Mark chapter 14 ends with an anonymous "young man" who  "was following Jesus" and who flees the arrest scene as he too is about to be taken by those who came for Jesus.  The young man wears nothing but a linen garment which he leaves behind while fleeing from the scene. He flees naked, which is his symbol of shame and failure.
As the author of the HTS article states, "There is, however, one other reference in Mark’s Gospel, equally enigmatic, to a similar character. The climactic description of the women’s discovery of the empty tomb also refers to a young man. In Mark 16, the women go to Jesus’ tomb early on the sabbath after his death, worrying about how they will get to the body of Jesus to anoint it. They discover that the stone has been rolled away and then find a young man dressed in a white robe sitting on the right side, who tells them about the resurrection of Jesus."

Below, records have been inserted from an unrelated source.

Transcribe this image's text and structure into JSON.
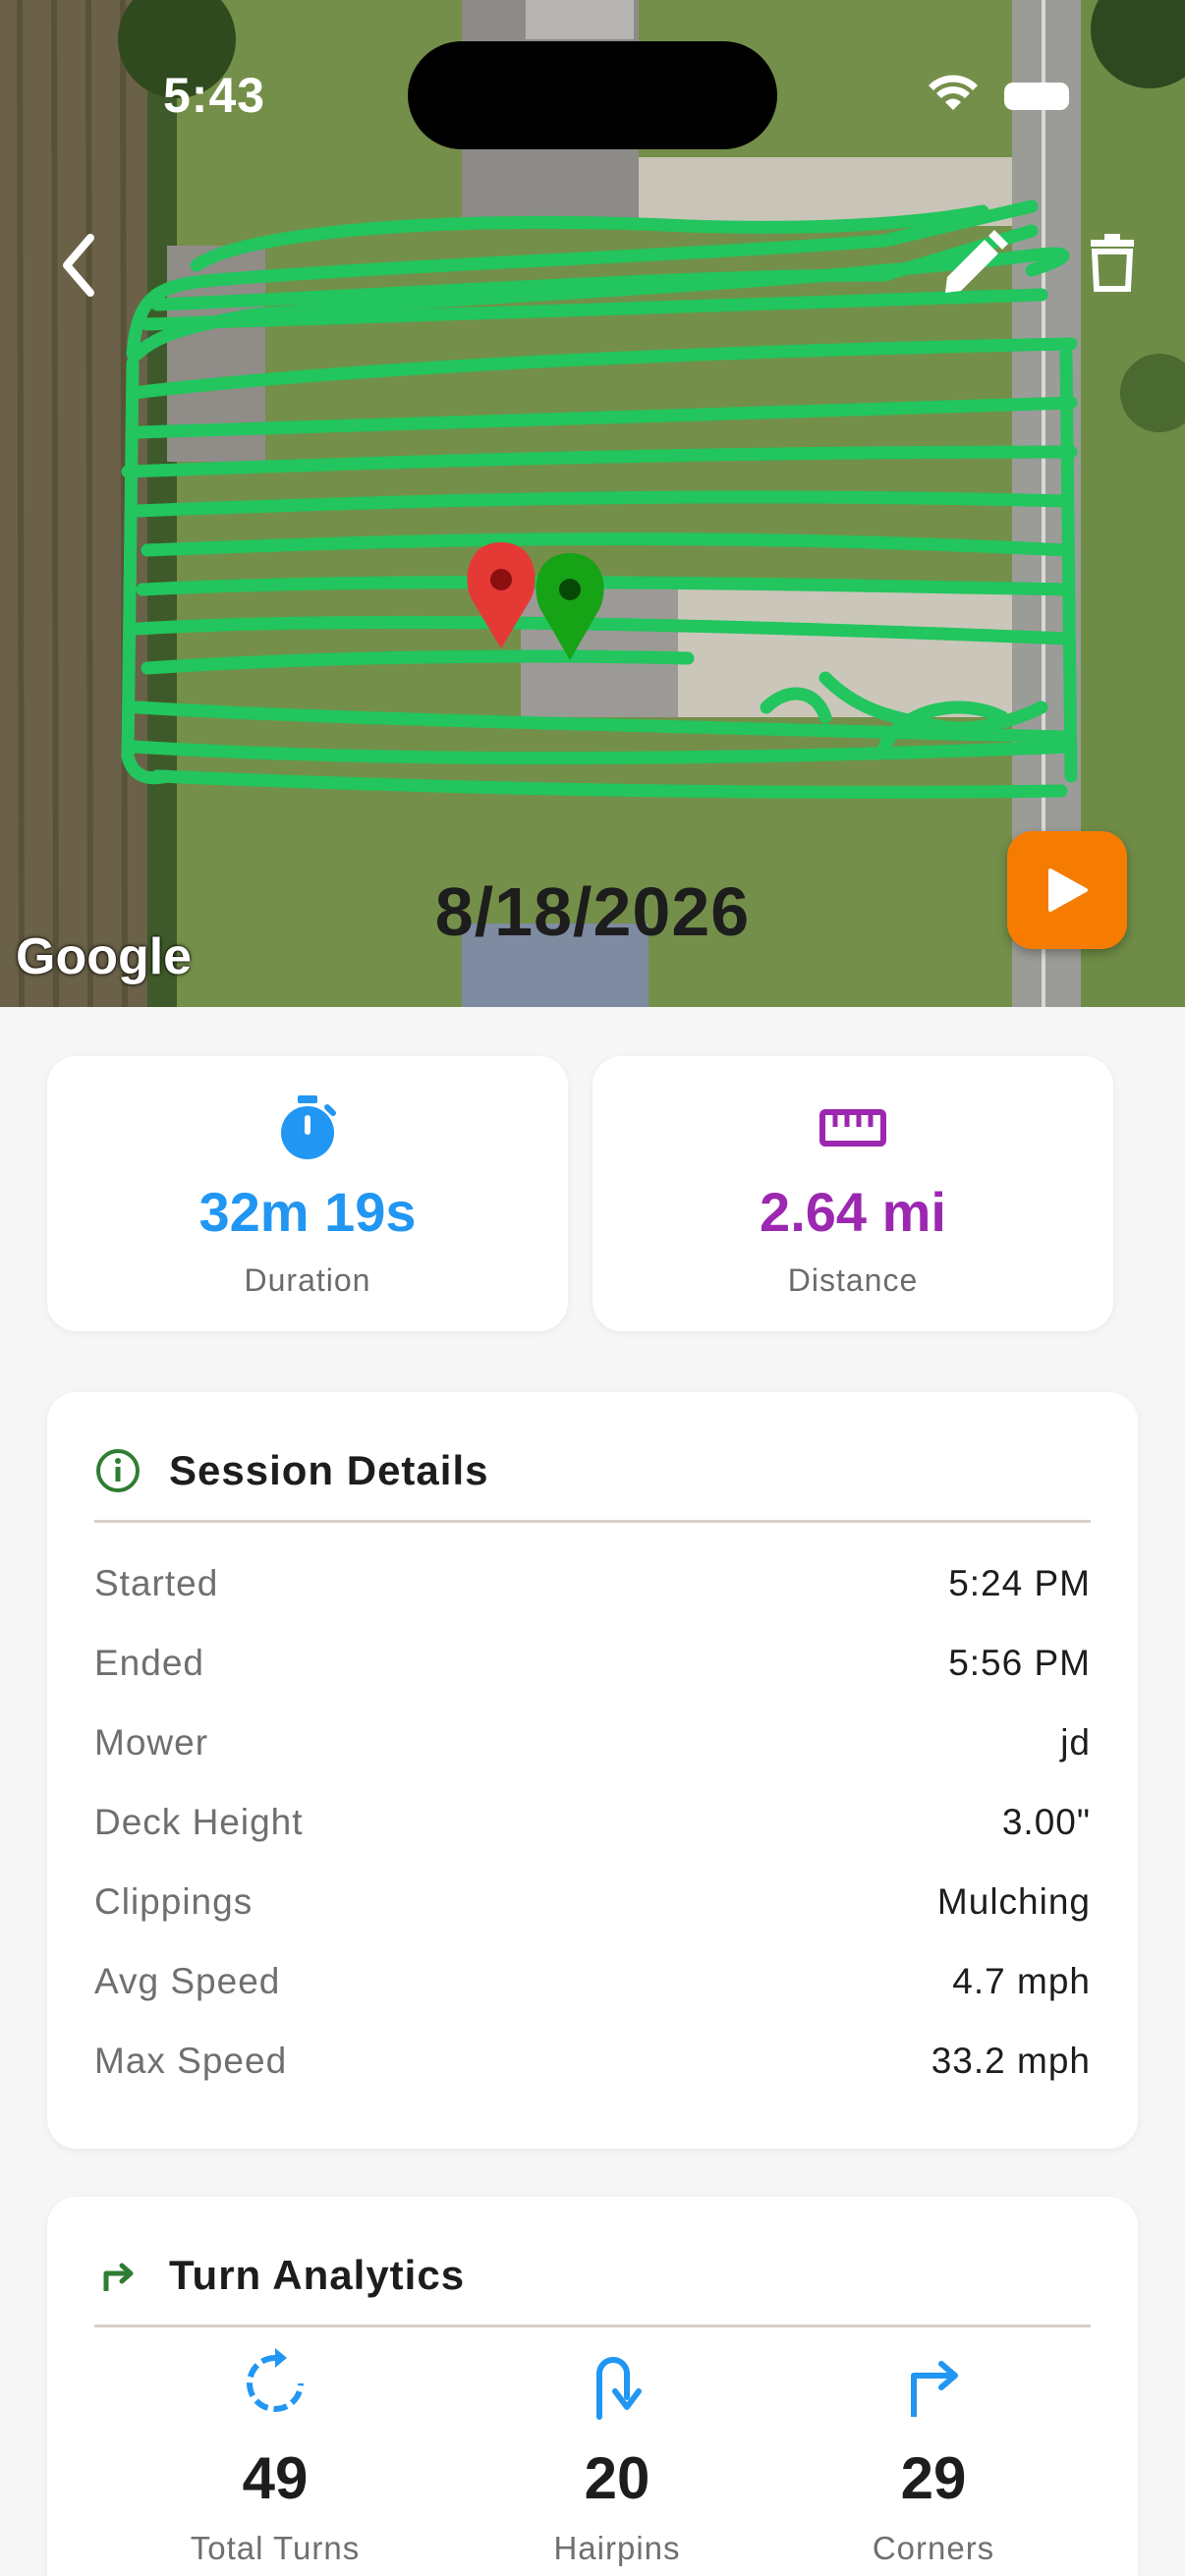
{
  "status_bar": {
    "time": "5:43"
  },
  "map": {
    "date": "8/18/2026",
    "provider_logo": "Google",
    "icons": {
      "back": "chevron-left-icon",
      "edit": "pencil-icon",
      "delete": "trash-icon",
      "play": "play-icon",
      "start_marker": "red-pin-icon",
      "end_marker": "green-pin-icon"
    },
    "track_color": "#22c55e"
  },
  "stats": {
    "duration": {
      "value": "32m 19s",
      "label": "Duration",
      "color": "#2196f3",
      "icon": "stopwatch-icon"
    },
    "distance": {
      "value": "2.64 mi",
      "label": "Distance",
      "color": "#9c27b0",
      "icon": "ruler-icon"
    }
  },
  "session_details": {
    "title": "Session Details",
    "icon": "info-icon",
    "rows": [
      {
        "label": "Started",
        "value": "5:24 PM"
      },
      {
        "label": "Ended",
        "value": "5:56 PM"
      },
      {
        "label": "Mower",
        "value": "jd"
      },
      {
        "label": "Deck Height",
        "value": "3.00\""
      },
      {
        "label": "Clippings",
        "value": "Mulching"
      },
      {
        "label": "Avg Speed",
        "value": "4.7 mph"
      },
      {
        "label": "Max Speed",
        "value": "33.2 mph"
      }
    ]
  },
  "turn_analytics": {
    "title": "Turn Analytics",
    "icon": "turn-right-icon",
    "accent": "#2e7d32",
    "stats": [
      {
        "value": "49",
        "label": "Total Turns",
        "icon": "rotate-icon"
      },
      {
        "value": "20",
        "label": "Hairpins",
        "icon": "u-turn-icon"
      },
      {
        "value": "29",
        "label": "Corners",
        "icon": "corner-turn-icon"
      }
    ]
  }
}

The author builds the case for connecting these two appearances of a  "young man," based on dress, the linen cloth in chapter 14 and the white robe in chapter 16, based on  the anonymity of both of them, and on other similarities of content.  Also, the place of each reference is important.   The two references open and close the great story of the trial, death and resurrection of Jesus.
What does the author of the Gospel seek to teach through the two appearances of the young man?  The HTS article states: 
It is, for example, clear that the passion and resurrection of Jesus brings about a transformation in re-creation. Waaijman (2006:43"44) observes that humanity, having made the transition from non-being into being (transformation in creation), can orientate itself to good or to evil. Where evil prevails, deformity follows. This happens also with the young man in the garden. Mark makes a point of illustrating the shamefulness of his actions as he allows others to destroy his relationship with Christ and as he betrays Jesus. His nakedness represents the way in which his lack of faithfulness brings about his deformation. He follows the disciples in their shameful and deformed betrayal of Jesus. The death and resurrection of Jesus, however, brings about his transformation in re-creation from a failed witness and his state of shame into a privileged witness of the resurrection.  He himself has no part in his re-creation. His transformation is a divine gift to him which grants him a totally new condition and status.